In this busy reward, two cupids with symbols of the arts and sciences join the American eagle and two laughing baby Bacchuses, Minerva with her eagle, and a female figure—possibly Hebe, goddess of youth and early cup-bearer to the gods—pouring from a jug into a cup and perhaps representing learning being “poured” into the student.
The flowery border includes a skep with bees and a shepherd boy reading to an attentive dog, all framing a stanza from a popular poem:
Here's a lesson all should heed—try, try, try again.
If at first you don't succeed—try, try, try again.
Let your courage well appear,
If you only persevere,
You will conquer—never fear—try try again.
This appropriate image of a book nestled in flowers contains two bits of Biblical advice:
Honor thy mother and thy father in the days of thy youth.
A cupid lurks in a flowery wreath, emphasizing the image in the following poem:
How lovely, how charming the sight,
When children their teacher obey;
The angels look down with delight,
This beautiful scene to survey.
A boy and a girl enjoy a book together, surrounded by flowers and attended by two doves. Portions are printed in tan, and accents are hand colored.

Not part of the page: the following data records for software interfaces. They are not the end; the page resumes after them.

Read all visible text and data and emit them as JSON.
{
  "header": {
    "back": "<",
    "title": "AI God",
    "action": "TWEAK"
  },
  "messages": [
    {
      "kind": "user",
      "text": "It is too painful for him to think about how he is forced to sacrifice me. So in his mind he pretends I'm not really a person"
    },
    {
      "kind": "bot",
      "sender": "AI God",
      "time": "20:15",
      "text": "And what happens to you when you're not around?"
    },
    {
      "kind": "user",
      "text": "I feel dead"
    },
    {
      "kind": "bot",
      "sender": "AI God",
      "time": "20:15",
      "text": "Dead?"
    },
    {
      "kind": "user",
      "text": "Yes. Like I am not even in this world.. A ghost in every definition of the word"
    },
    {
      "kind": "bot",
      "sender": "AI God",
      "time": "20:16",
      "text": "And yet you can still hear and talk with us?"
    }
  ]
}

In purple, two goddesses flank a shield inscribed “Excelsior,” on which perches an eagle; a border printed in green encircles them. The edges of the card are scalloped. The green-printed text extolls 19th-century virtues: